Regular cage/habitat cleaning assists to keep your Mini Rex healthy. Customary tidings are required for the litter box, food bowls, and water bottles.

Rabbits train themselves, aside from cutting off their nails, which you, a teacher, or your vet must do. Owners should wash their Mini Rex routinely. Reducing the fur, a Mini Rex ingests helps stave off hairballs from cropping up in the gastrointestinal tract.


Mini Rex rabbits are liable to the typical rabbit health issues that confront all rabbit breeds. Malocclusion, GI stasis, respiratory disease, mites, and uterine cancer in unspayed females, to mention a few.

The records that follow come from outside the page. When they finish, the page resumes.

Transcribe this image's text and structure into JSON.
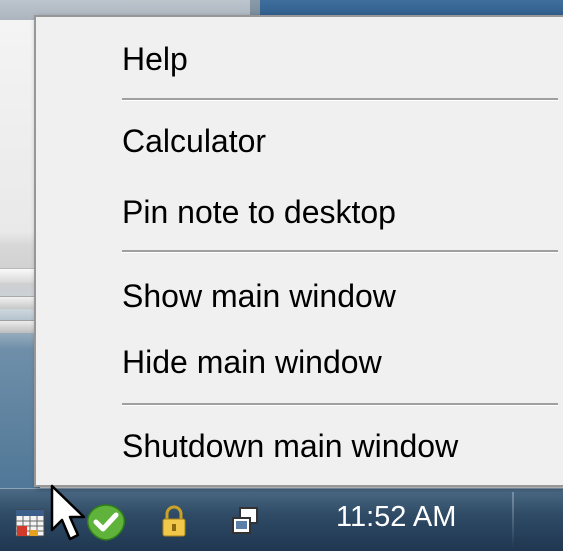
{
  "menu": {
    "items": [
      {
        "label": "Help"
      },
      {
        "label": "Calculator"
      },
      {
        "label": "Pin note to desktop"
      },
      {
        "label": "Show main window"
      },
      {
        "label": "Hide main window"
      },
      {
        "label": "Shutdown main window"
      }
    ]
  },
  "taskbar": {
    "clock": "11:52 AM",
    "tray_icons": [
      "app-calendar-icon",
      "security-shield-icon",
      "lock-icon",
      "network-icon"
    ]
  },
  "colors": {
    "menu_bg": "#f0f0f0",
    "taskbar": "#2f4b66",
    "separator": "#a0a0a0"
  }
}
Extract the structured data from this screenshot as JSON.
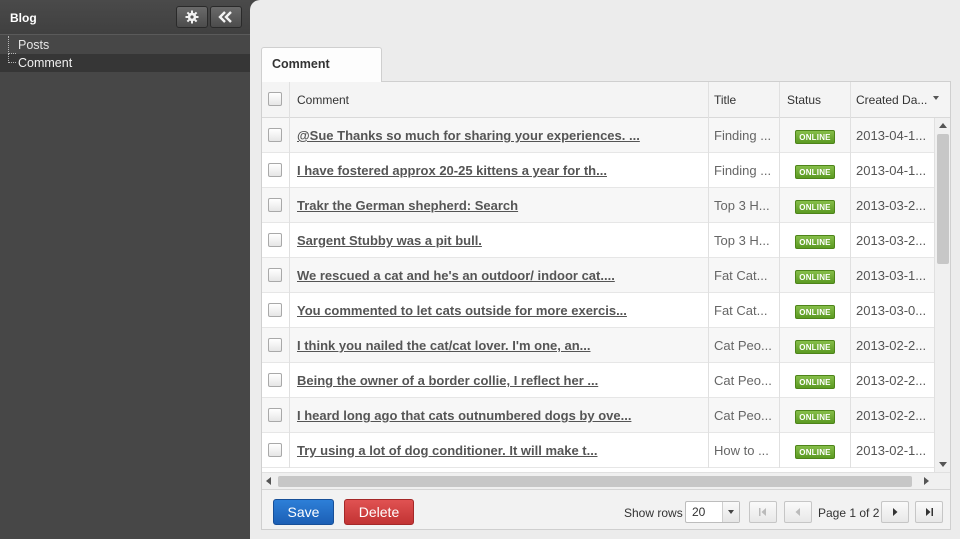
{
  "sidebar": {
    "title": "Blog",
    "items": [
      {
        "label": "Posts"
      },
      {
        "label": "Comment"
      }
    ]
  },
  "tab": {
    "label": "Comment"
  },
  "grid": {
    "columns": {
      "comment": "Comment",
      "title": "Title",
      "status": "Status",
      "created": "Created Da..."
    },
    "rows": [
      {
        "comment": "@Sue Thanks so much for sharing your experiences. ...",
        "title": "Finding ...",
        "status": "ONLINE",
        "created": "2013-04-1..."
      },
      {
        "comment": "I have fostered approx 20-25 kittens a year for th...",
        "title": "Finding ...",
        "status": "ONLINE",
        "created": "2013-04-1..."
      },
      {
        "comment": "Trakr the German shepherd: Search",
        "title": "Top 3 H...",
        "status": "ONLINE",
        "created": "2013-03-2..."
      },
      {
        "comment": "Sargent Stubby was a pit bull.",
        "title": "Top 3 H...",
        "status": "ONLINE",
        "created": "2013-03-2..."
      },
      {
        "comment": "We rescued a cat and he's an outdoor/ indoor cat....",
        "title": "Fat Cat...",
        "status": "ONLINE",
        "created": "2013-03-1..."
      },
      {
        "comment": "You commented to let cats outside for more exercis...",
        "title": "Fat Cat...",
        "status": "ONLINE",
        "created": "2013-03-0..."
      },
      {
        "comment": "I think you nailed the cat/cat lover. I'm one, an...",
        "title": "Cat Peo...",
        "status": "ONLINE",
        "created": "2013-02-2..."
      },
      {
        "comment": "Being the owner of a border collie, I reflect her ...",
        "title": "Cat Peo...",
        "status": "ONLINE",
        "created": "2013-02-2..."
      },
      {
        "comment": "I heard long ago that cats outnumbered dogs by ove...",
        "title": "Cat Peo...",
        "status": "ONLINE",
        "created": "2013-02-2..."
      },
      {
        "comment": "Try using a lot of dog conditioner. It will make t...",
        "title": "How to ...",
        "status": "ONLINE",
        "created": "2013-02-1..."
      }
    ]
  },
  "footer": {
    "save_label": "Save",
    "delete_label": "Delete",
    "show_rows_label": "Show rows",
    "rows_per_page": "20",
    "page_info": "Page 1 of 2"
  },
  "colors": {
    "sidebar_bg": "#474747",
    "status_online": "#6aa834",
    "save_button": "#2470c8",
    "delete_button": "#d04242"
  }
}
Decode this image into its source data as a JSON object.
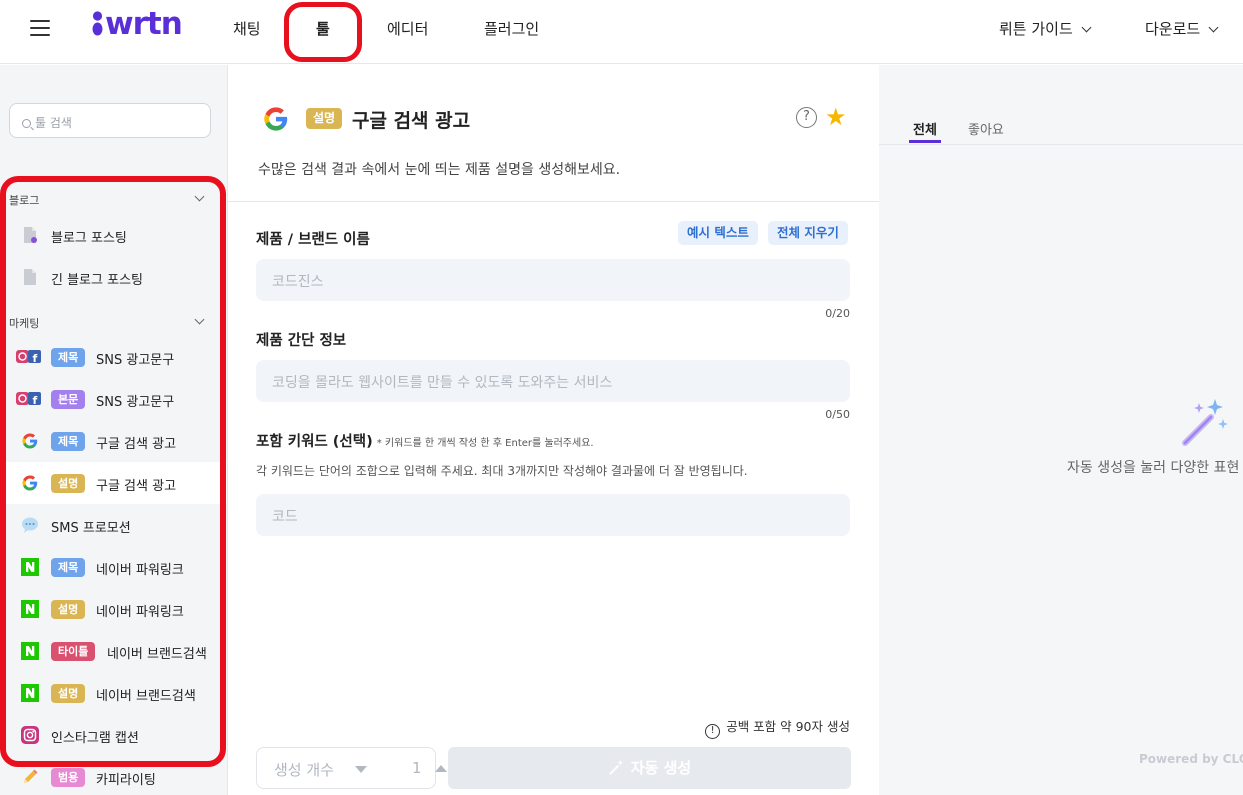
{
  "topbar": {
    "logo": "wrtn",
    "nav": [
      "채팅",
      "툴",
      "에디터",
      "플러그인"
    ],
    "guide": "뤼튼 가이드",
    "download": "다운로드"
  },
  "sidebar": {
    "search_placeholder": "툴 검색",
    "groups": [
      {
        "title": "블로그"
      },
      {
        "title": "마케팅"
      }
    ],
    "items": [
      {
        "badge": "",
        "label": "블로그 포스팅"
      },
      {
        "badge": "",
        "label": "긴 블로그 포스팅"
      },
      {
        "badge": "제목",
        "label": "SNS 광고문구"
      },
      {
        "badge": "본문",
        "label": "SNS 광고문구"
      },
      {
        "badge": "제목",
        "label": "구글 검색 광고"
      },
      {
        "badge": "설명",
        "label": "구글 검색 광고"
      },
      {
        "badge": "",
        "label": "SMS 프로모션"
      },
      {
        "badge": "제목",
        "label": "네이버 파워링크"
      },
      {
        "badge": "설명",
        "label": "네이버 파워링크"
      },
      {
        "badge": "타이틀",
        "label": "네이버 브랜드검색"
      },
      {
        "badge": "설명",
        "label": "네이버 브랜드검색"
      },
      {
        "badge": "",
        "label": "인스타그램 캡션"
      },
      {
        "badge": "범용",
        "label": "카피라이팅"
      }
    ],
    "colors": {
      "highlight": "#e8101e",
      "brand": "#5a2fd8"
    }
  },
  "tool": {
    "badge": "설명",
    "title": "구글 검색 광고",
    "description": "수많은 검색 결과 속에서 눈에 띄는 제품 설명을 생성해보세요.",
    "example_btn": "예시 텍스트",
    "clear_btn": "전체 지우기",
    "fields": [
      {
        "label": "제품 / 브랜드 이름",
        "placeholder": "코드진스",
        "counter": "0/20"
      },
      {
        "label": "제품 간단 정보",
        "placeholder": "코딩을 몰라도 웹사이트를 만들 수 있도록 도와주는 서비스",
        "counter": "0/50"
      },
      {
        "label": "포함 키워드 (선택)",
        "note": "* 키워드를 한 개씩 작성 한 후 Enter를 눌러주세요.",
        "hint": "각 키워드는 단어의 조합으로 입력해 주세요. 최대 3개까지만 작성해야 결과물에 더 잘 반영됩니다.",
        "placeholder": "코드"
      }
    ],
    "length_info": "공백 포함 약 90자 생성",
    "count_label": "생성 개수",
    "count_value": "1",
    "generate_btn": "자동 생성"
  },
  "results": {
    "tabs": [
      "전체",
      "좋아요"
    ],
    "empty_message": "자동 생성을 눌러 다양한 표현",
    "powered": "Powered by CLO"
  }
}
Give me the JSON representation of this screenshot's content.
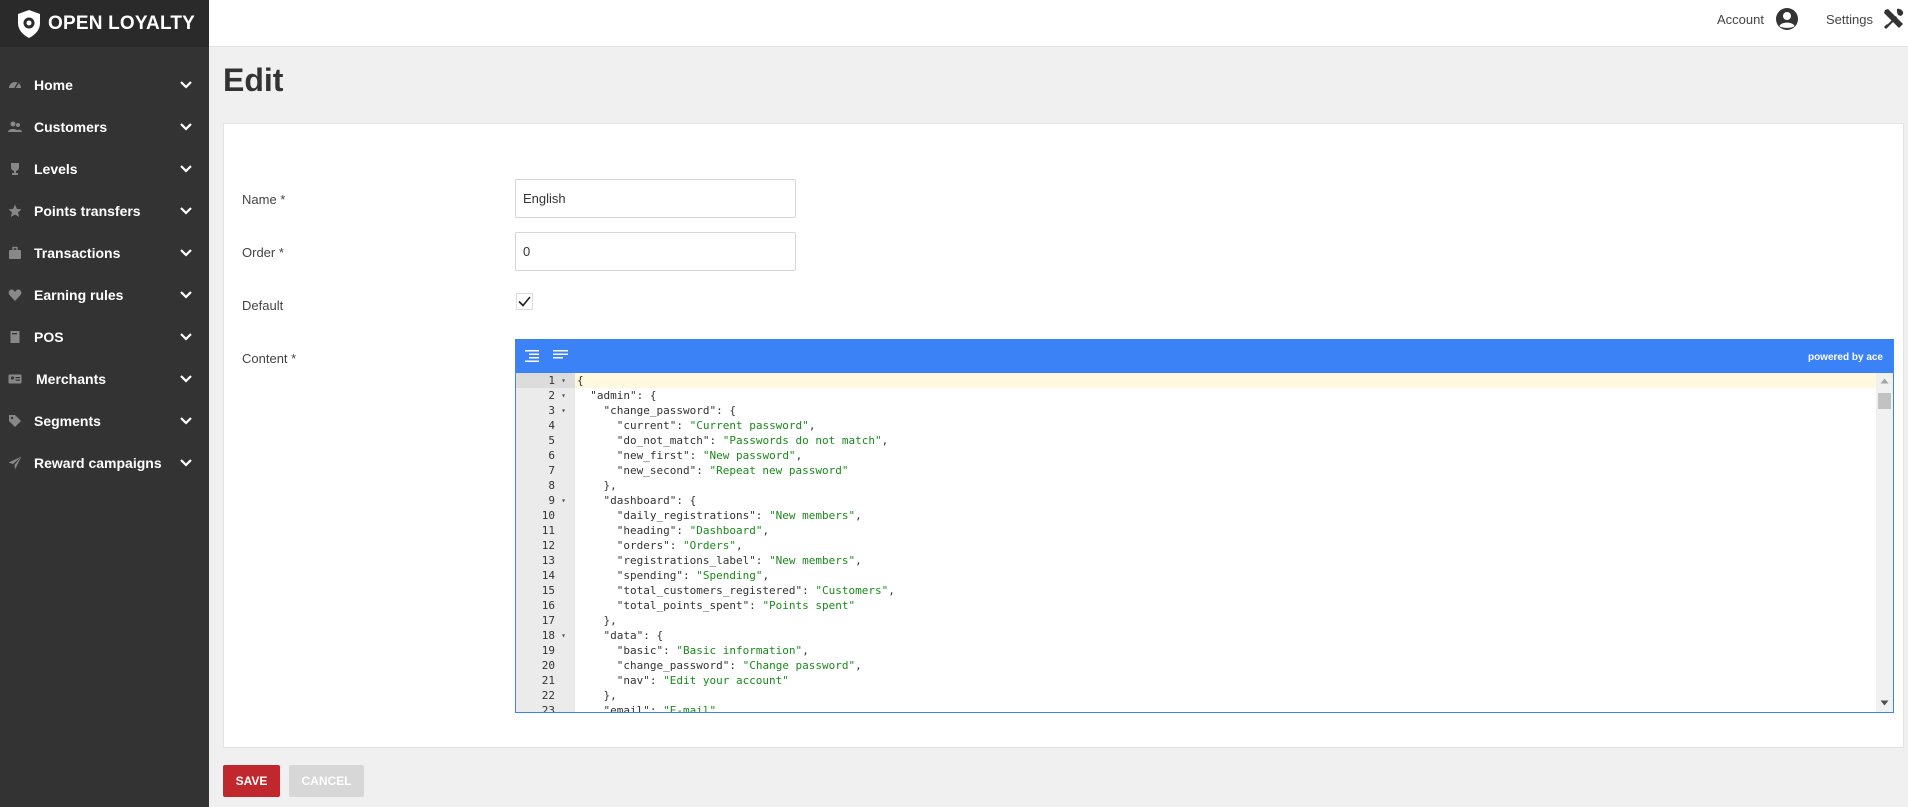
{
  "app": {
    "brand": "OPEN LOYALTY",
    "brand_icon": "shield-logo-icon"
  },
  "sidebar": {
    "items": [
      {
        "label": "Home",
        "icon": "dashboard-icon"
      },
      {
        "label": "Customers",
        "icon": "users-icon"
      },
      {
        "label": "Levels",
        "icon": "trophy-icon"
      },
      {
        "label": "Points transfers",
        "icon": "star-icon"
      },
      {
        "label": "Transactions",
        "icon": "briefcase-icon"
      },
      {
        "label": "Earning rules",
        "icon": "heart-icon"
      },
      {
        "label": "POS",
        "icon": "book-icon"
      },
      {
        "label": "Merchants",
        "icon": "id-card-icon"
      },
      {
        "label": "Segments",
        "icon": "tag-icon"
      },
      {
        "label": "Reward campaigns",
        "icon": "paper-plane-icon"
      }
    ]
  },
  "topbar": {
    "account_label": "Account",
    "settings_label": "Settings"
  },
  "page": {
    "title": "Edit"
  },
  "form": {
    "name_label": "Name *",
    "name_value": "English",
    "order_label": "Order *",
    "order_value": "0",
    "default_label": "Default",
    "default_checked": true,
    "content_label": "Content *"
  },
  "editor": {
    "powered_by": "powered by ace",
    "active_line": 1,
    "lines": [
      "{",
      "  \"admin\": {",
      "    \"change_password\": {",
      "      \"current\": \"Current password\",",
      "      \"do_not_match\": \"Passwords do not match\",",
      "      \"new_first\": \"New password\",",
      "      \"new_second\": \"Repeat new password\"",
      "    },",
      "    \"dashboard\": {",
      "      \"daily_registrations\": \"New members\",",
      "      \"heading\": \"Dashboard\",",
      "      \"orders\": \"Orders\",",
      "      \"registrations_label\": \"New members\",",
      "      \"spending\": \"Spending\",",
      "      \"total_customers_registered\": \"Customers\",",
      "      \"total_points_spent\": \"Points spent\"",
      "    },",
      "    \"data\": {",
      "      \"basic\": \"Basic information\",",
      "      \"change_password\": \"Change password\",",
      "      \"nav\": \"Edit your account\"",
      "    },",
      "    \"email\": \"E-mail\","
    ],
    "fold_lines": [
      1,
      2,
      3,
      9,
      18
    ]
  },
  "actions": {
    "save_label": "SAVE",
    "cancel_label": "CANCEL"
  },
  "colors": {
    "sidebar_bg": "#333333",
    "accent_blue": "#3b82f6",
    "save_red": "#c0282d",
    "string_green": "#1a8a1a"
  }
}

Several factors influence the growth of rabbit diseases, containing habitat, care, genetics, and reproductive status. But proper care reduces the risk.


Whenever you discover something rare about your Mini Rex, including sleeping excessively or sleeping less, eating better or eating small, drinking more or drinking less, or having strange poop, call a rabbit-savvy veterinarian; as prey animals, rabbits conceal any illness or pain as long as they can. By the time you observe something might be “off,” your pet might have been grieving for hours, days, or longer.